The Royal Dutch Shell Plc Olympus tension leg platform sets sail on its way to the Mars B Field in the Gulf of Mexico on July 13
The Royal Dutch Shell Plc Olympus tension leg platform sets sail on its way to the Mars B Field in the Gulf of Mexico on July 13 Photograph by Eddie Seal/Bloomberg

In October 2010, the Obama administration lifted its five-month ban on deepwater drilling in the U.S. Gulf of Mexico following BP‘s disastrous oil spill. Three years later, global oil companies are flocking back to the deepest waters of the Gulf, snatching up oil leases and drilling permits at a record level.
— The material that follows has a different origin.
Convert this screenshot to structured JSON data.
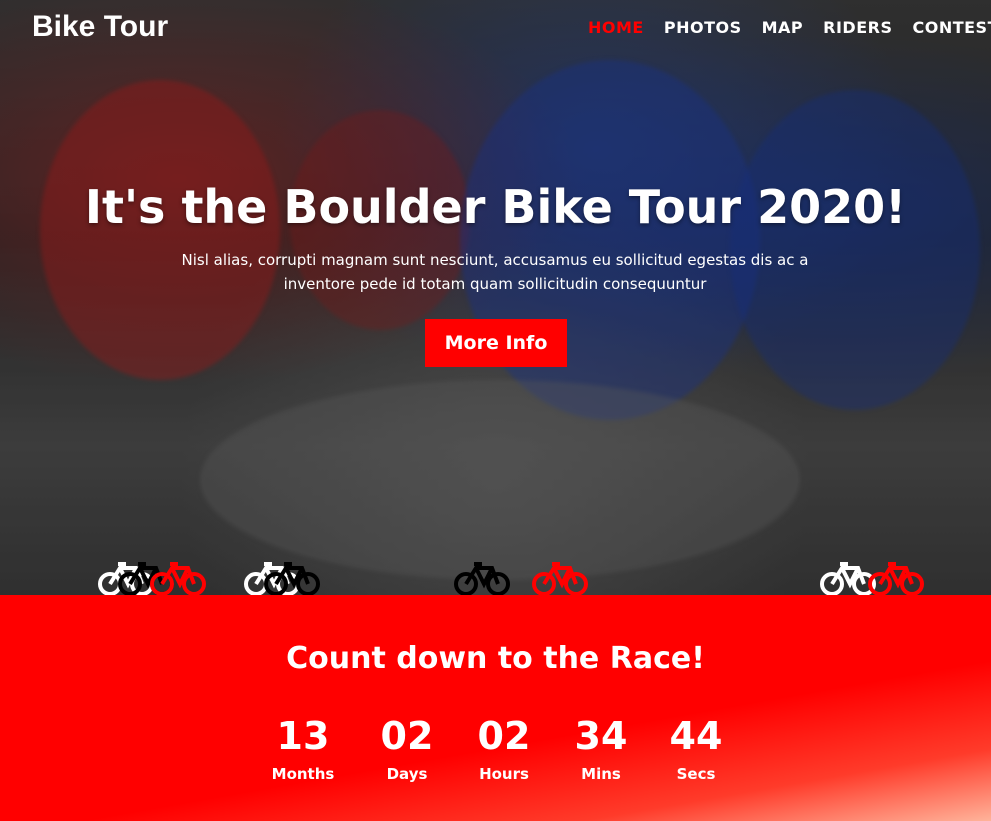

The number of drilling permits issued in the U.S. Gulf reached a record 807 on Sept. 26, according to a new report by Bloomberg Industries, an increase of more than 14 percent over the same period last year. According to oil-services company Baker Hughes, there were 62 rigs operating in the Gulf as of Sept. 27, more than at any time in four years. Rig counts fell dramatically following the Deepwater Horizon explosion in April 2010, dwindling to a dozen within three months of the disaster.